What or who else haunts this stretch of asphalt? There are reports of a distraught woman appearing in front of your car or running frantically along the side of the road only to vanish into thin air when travelers get close.
Little girls are common hitchhikers and disappear just as frequently as they pop up. The Flesher Witch, an old woman with a melted face will steal your face, induce insanity, and cause you to meet an untimely end.
If you wish to read more about Route 2A, you may do so at the links shown below. As we conclude our visit to the ruinous road of rage and woe, if you should choose to take a midnight drive, remember the rules. Respect the property. Respect the owners. Respect the residents. Safe Travels!
Today we look at War of Dictates by John Baltisberger, an epic of dark cosmic and historical horror told completely in verse.
There is a war fought from the very first moments of existence, from the shadows of humanity’s own evil deeds and inequities. Fought between creatures whose very existence defies human understanding.
On one side, the monstrously powerful Semyaza, master of the fallen Watchers, seeks to own humanity, to dominate them through blood, sex, and pain.
On the other, Ashmandai, the very incarnation of imperfection, freedom and passion, whose love for his wife Lilith spurns him to greater and greater acts of defiance against the unnatural order set in place by the infectious Watchers.
Neither will submit, but only one may survive.
Bibliophilia Templum said, “This brilliant and revolutionary piece by John Baltisberger is the new standard in epic horror poetry and rivals anything like it in classic horror literature. This is not dark prose, it is evocative, graphic verse …” and calls it “moving, evocative, mentally stimulating, and horrifying.”
Voracious Gnome said, “What we have here is one hell of a poem! … This audacious project is well worth the read …”
John Baltisberger is an author of speculative and genre fiction that often focuses on Jewish Elements. Through his writing, he has explored themes of mysticism, faith, sin, and personal responsibility. Though mostly known for his bizarre blend of Jewish mysticism and splatter, John defies being labeled under any one genre. His work has spanned extreme horror, urban fantasy, science fiction, cosmic horror, epic verse, and he has even written a guide for mindful meditation.
Happy Monday, and welcome to August! It’s time for Did You Know.
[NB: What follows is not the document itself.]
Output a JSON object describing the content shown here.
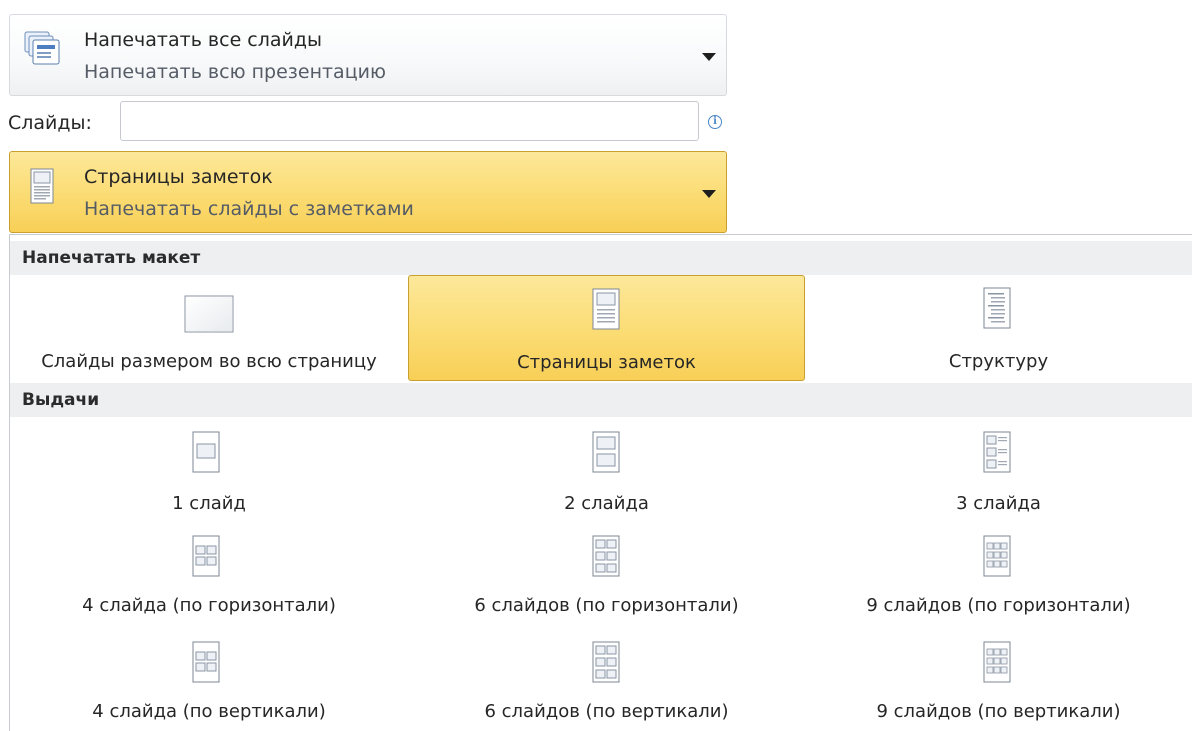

The season has been busy with many conventions, and more are to come. Most of us plan and budget and choose carefully which ones we will attend due to the cost of attending. There is the cost of accommodations and travel, and then the cost of admission and/or vendor space, which can be pretty high! It all adds up quickly.
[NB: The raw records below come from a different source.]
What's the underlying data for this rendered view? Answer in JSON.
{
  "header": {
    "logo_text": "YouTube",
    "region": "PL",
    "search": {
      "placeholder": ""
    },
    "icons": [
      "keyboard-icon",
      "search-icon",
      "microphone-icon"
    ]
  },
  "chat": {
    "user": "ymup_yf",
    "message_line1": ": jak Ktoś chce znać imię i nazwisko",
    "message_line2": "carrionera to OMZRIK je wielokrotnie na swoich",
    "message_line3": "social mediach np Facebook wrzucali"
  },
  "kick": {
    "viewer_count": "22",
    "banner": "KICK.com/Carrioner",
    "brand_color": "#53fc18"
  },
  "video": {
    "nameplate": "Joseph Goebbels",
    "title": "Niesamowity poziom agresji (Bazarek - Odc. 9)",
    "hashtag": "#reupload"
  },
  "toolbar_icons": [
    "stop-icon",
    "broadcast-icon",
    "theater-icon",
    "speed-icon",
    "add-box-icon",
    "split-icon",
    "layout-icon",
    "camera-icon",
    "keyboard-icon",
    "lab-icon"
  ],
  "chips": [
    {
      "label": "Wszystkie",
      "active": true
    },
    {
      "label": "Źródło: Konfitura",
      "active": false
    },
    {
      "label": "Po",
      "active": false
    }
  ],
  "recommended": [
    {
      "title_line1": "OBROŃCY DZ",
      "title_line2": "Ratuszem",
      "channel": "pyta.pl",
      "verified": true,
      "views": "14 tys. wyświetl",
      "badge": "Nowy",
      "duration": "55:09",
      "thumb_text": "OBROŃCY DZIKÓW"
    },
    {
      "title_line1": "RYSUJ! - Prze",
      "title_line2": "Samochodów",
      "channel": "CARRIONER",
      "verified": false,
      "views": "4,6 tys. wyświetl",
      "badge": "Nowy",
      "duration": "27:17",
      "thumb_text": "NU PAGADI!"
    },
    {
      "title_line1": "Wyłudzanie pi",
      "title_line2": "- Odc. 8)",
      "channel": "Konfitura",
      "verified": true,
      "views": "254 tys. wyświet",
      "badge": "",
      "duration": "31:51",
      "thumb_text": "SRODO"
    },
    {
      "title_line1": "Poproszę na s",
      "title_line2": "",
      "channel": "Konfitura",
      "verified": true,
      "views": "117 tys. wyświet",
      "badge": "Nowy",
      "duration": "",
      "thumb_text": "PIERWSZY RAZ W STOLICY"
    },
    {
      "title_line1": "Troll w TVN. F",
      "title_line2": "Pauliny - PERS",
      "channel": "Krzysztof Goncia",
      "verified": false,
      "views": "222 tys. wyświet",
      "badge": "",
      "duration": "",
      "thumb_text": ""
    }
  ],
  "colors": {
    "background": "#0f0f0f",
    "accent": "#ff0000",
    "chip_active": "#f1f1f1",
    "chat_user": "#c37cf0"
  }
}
But did you know the high cost of attending some cons has a lot to do with the high cost of putting on the event?
The hotels we prefer for three-or-more-day events charge exorbitant sums for use of the ballrooms and meeting rooms. Those prices have a base rate, which is premium for weekend days, and the cost can go up when negotiating services to go with them, like on-hand staff, drinks, extra tables or chairs, etc. The good news is those packages allow for good deals on discounted room blocks—the bad news being those room discounts often don’t seem as good as they could be. Event planners spend a lot of time negotiating with hotels for event packages.
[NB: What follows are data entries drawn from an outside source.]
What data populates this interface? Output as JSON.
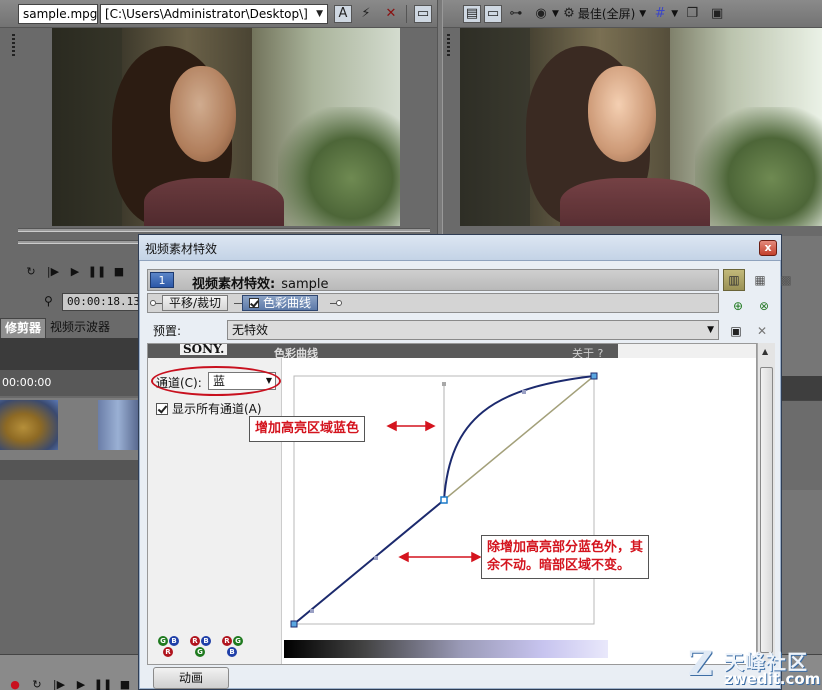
{
  "preview": {
    "file_combo": "sample.mpg",
    "path_combo": "[C:\\Users\\Administrator\\Desktop\\]",
    "quality_label": "最佳(全屏)",
    "timecode": "00:00:18.13",
    "tabs": [
      "修剪器",
      "视频示波器"
    ]
  },
  "timeline": {
    "ruler_time": "00:00:00"
  },
  "dialog": {
    "title": "视频素材特效",
    "close_label": "x",
    "chain_number": "1",
    "chain_heading": "视频素材特效:",
    "chain_clip": "sample",
    "plugins": [
      "平移/裁切",
      "色彩曲线"
    ],
    "preset_label": "预置:",
    "preset_value": "无特效",
    "plugin_panel": {
      "brand": "SONY.",
      "name": "色彩曲线",
      "about": "关于 ?",
      "channel_label": "通道(C):",
      "channel_value": "蓝",
      "show_all_label": "显示所有通道(A)",
      "rgb_icons": [
        {
          "top": "G",
          "right": "B",
          "bottom": "R"
        },
        {
          "top": "R",
          "right": "B",
          "bottom": "G"
        },
        {
          "top": "R",
          "right": "G",
          "bottom": "B"
        }
      ]
    },
    "annotations": {
      "highlight": "增加高亮区域蓝色",
      "rest_line1": "除增加高亮部分蓝色外，其",
      "rest_line2": "余不动。暗部区域不变。"
    },
    "animate_button": "动画"
  },
  "watermark": {
    "letter": "Z",
    "cn": "天峰社区",
    "url": "zwedit.com"
  },
  "colors": {
    "accent_red": "#d4141e",
    "curve_blue": "#1c2a6e",
    "diagonal": "#a3a07a"
  }
}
Another cost is the celebrity factor. The special guests we get so excited about are generally just that: guests of the event. That means the event may be paying for their accommodations and other expenses.
Then consider other expenses, such as programs and whatnot. All these costs add up, and that is what we are paying for. It is difficult for those of us who can’t attend all the cons we want to, but the reality is it costs a lot to put them on. And while some cons are clearly in it to make money, many cons are not.
Do your research, consider which cons are best for you, and plan, plan, plan.